I'm sure like us you're itching to get a look at the card itself, so without further ado, let's go and do that.

«Prev 1 2 3 4 5 6 Next»

Most Recent Comments

04-06-2010, 08:37:05

Wow, you're really much better off getting a 5850 instead of this cardQuote

04-06-2010, 10:07:47

Hopefully non-reference models will enhance the cooling and provide better clock speeds. If done right this could be a winner. But the reference card looks like it's not.Quote

04-06-2010, 11:15:34

silly pricing......lower it by £50 and it could sell alot.

seems non reference is been pumped out by a fair share of companys.

04-06-2010, 11:30:56

Something definitely afoot with ur cuda encoding.

My 9800gt can scalp an oc'd i7, by quite a factor.

Originally Posted by name='Ghosthud1'
silly pricing......lower it by £50 and it could sell alot.
£234 @ Scan atm, which is halfway there compared to the rrp. These class cards are still overpriced imo. Despite the reviews' bias towards the 480 still being the most expensive single gpu, which it hasn't been for a while now, these lower cards like the 5850 (circa £250) should really be cheaper.
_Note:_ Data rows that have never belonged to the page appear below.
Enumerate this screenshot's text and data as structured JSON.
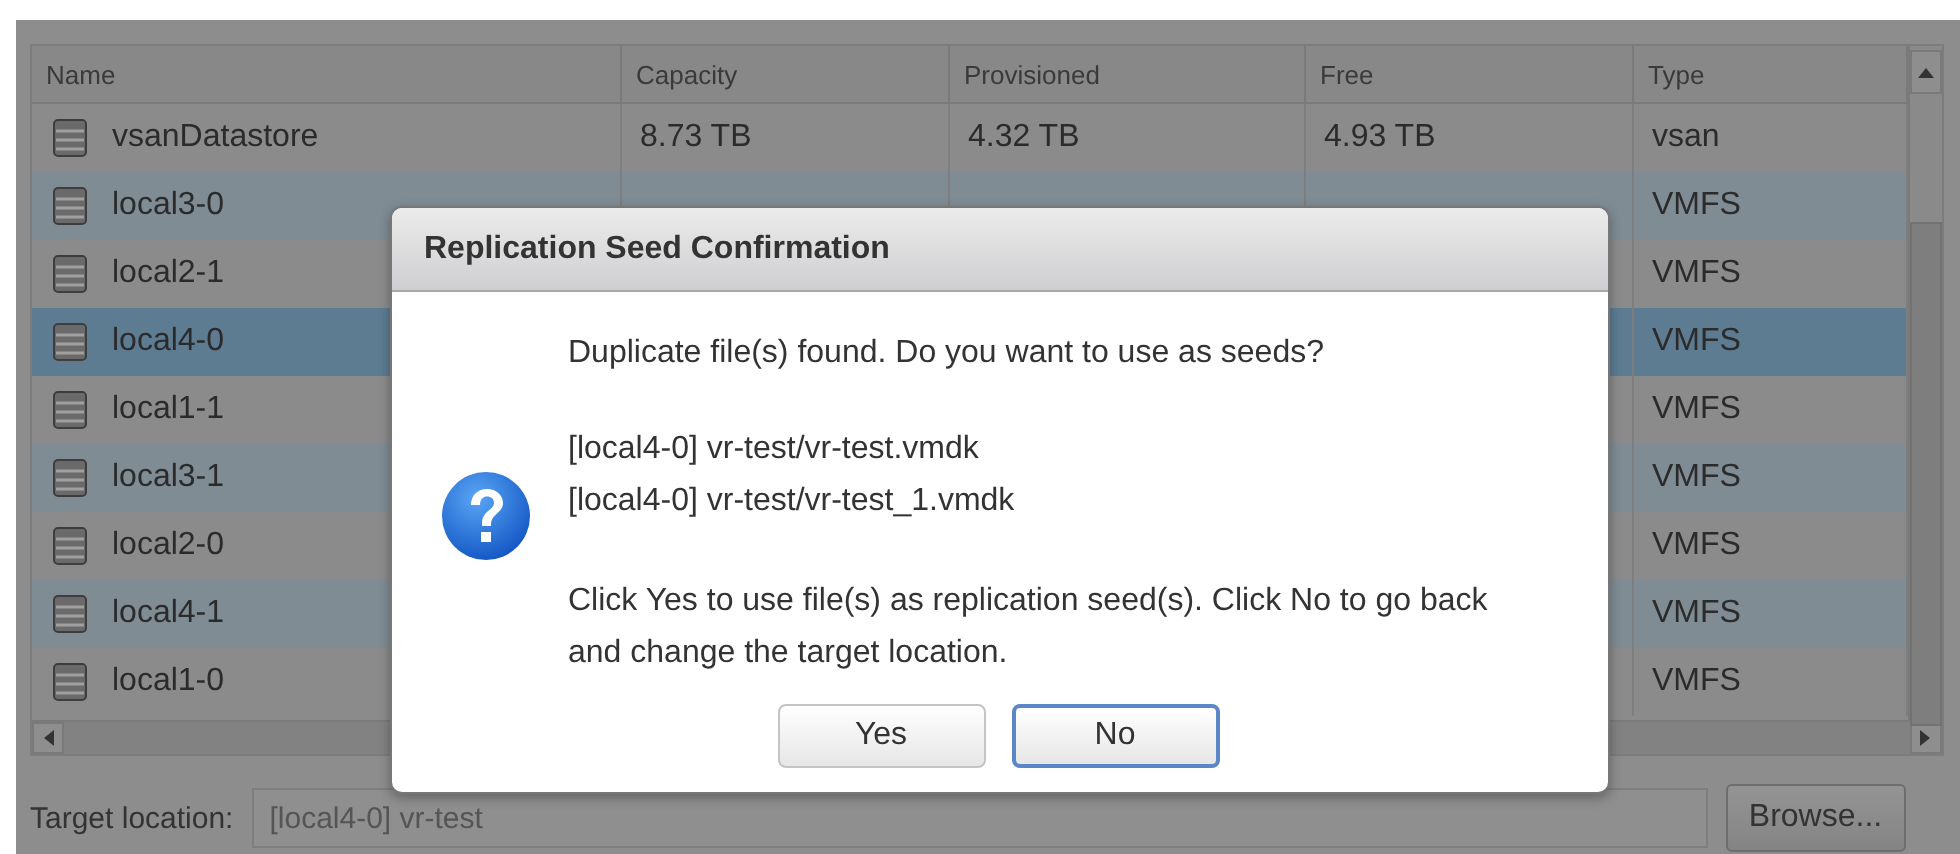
{
  "table": {
    "columns": [
      "Name",
      "Capacity",
      "Provisioned",
      "Free",
      "Type"
    ],
    "rows": [
      {
        "name": "vsanDatastore",
        "capacity": "8.73 TB",
        "provisioned": "4.32 TB",
        "free": "4.93 TB",
        "type": "vsan",
        "selected": false
      },
      {
        "name": "local3-0",
        "type": "VMFS",
        "selected": false
      },
      {
        "name": "local2-1",
        "type": "VMFS",
        "selected": false
      },
      {
        "name": "local4-0",
        "type": "VMFS",
        "selected": true
      },
      {
        "name": "local1-1",
        "type": "VMFS",
        "selected": false
      },
      {
        "name": "local3-1",
        "type": "VMFS",
        "selected": false
      },
      {
        "name": "local2-0",
        "type": "VMFS",
        "selected": false
      },
      {
        "name": "local4-1",
        "type": "VMFS",
        "selected": false
      },
      {
        "name": "local1-0",
        "type": "VMFS",
        "selected": false
      }
    ]
  },
  "target_location": {
    "label": "Target location:",
    "value": "[local4-0] vr-test"
  },
  "browse_button": "Browse...",
  "dialog": {
    "title": "Replication Seed Confirmation",
    "message": "Duplicate file(s) found. Do you want to use as seeds?",
    "files": [
      "[local4-0] vr-test/vr-test.vmdk",
      "[local4-0] vr-test/vr-test_1.vmdk"
    ],
    "instruction": "Click Yes to use file(s) as replication seed(s). Click No to go back and change the target location.",
    "buttons": [
      {
        "label": "Yes",
        "focused": false
      },
      {
        "label": "No",
        "focused": true
      }
    ]
  }
}
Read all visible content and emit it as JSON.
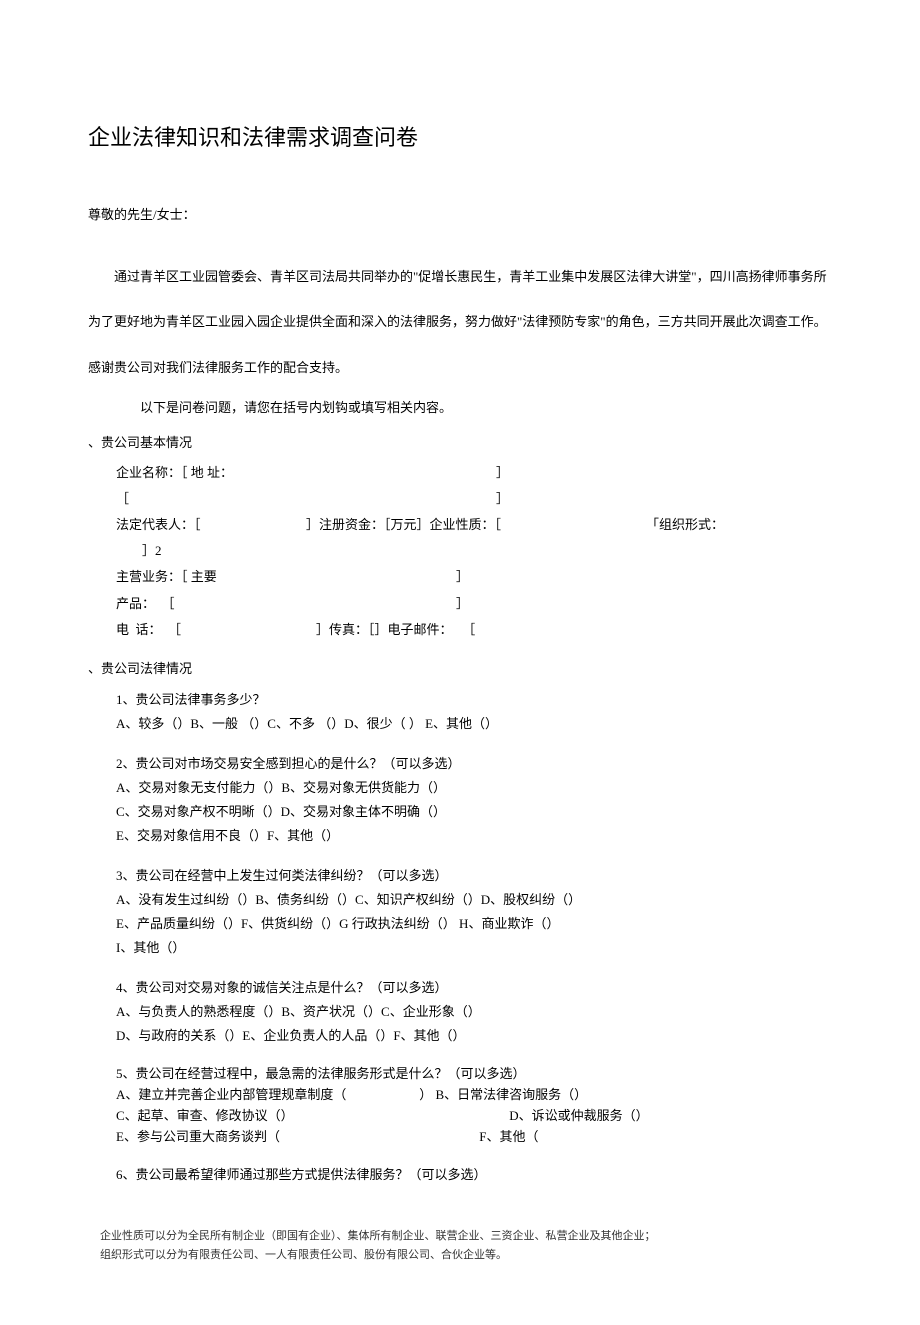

Especially when they've been out for a while.Quote

04-06-2010, 12:28:55

Feel free to point out which card is more expensive than a GTX480 Rasta, cos the most expensive ATI offering, the 2GB 5870 Eyefinity 6, is still cheaper.Quote

Register for the OC3D Newsletter

Subscribing to the OC3D newsletter will keep you up-to-date on the latest technology reviews, competitions and goings-on at Overclock3D. We won't share your email address with ANYONE, and we will only email you with updates on site news, reviews, and competitions and you can unsubscribe easily at any time.

Simply enter your name and email address into the box below and be sure to click on the links in the confirmation emails that will arrive in your e-mail shortly after to complete the registration.

If you run into any problems, just drop us a message on the forums.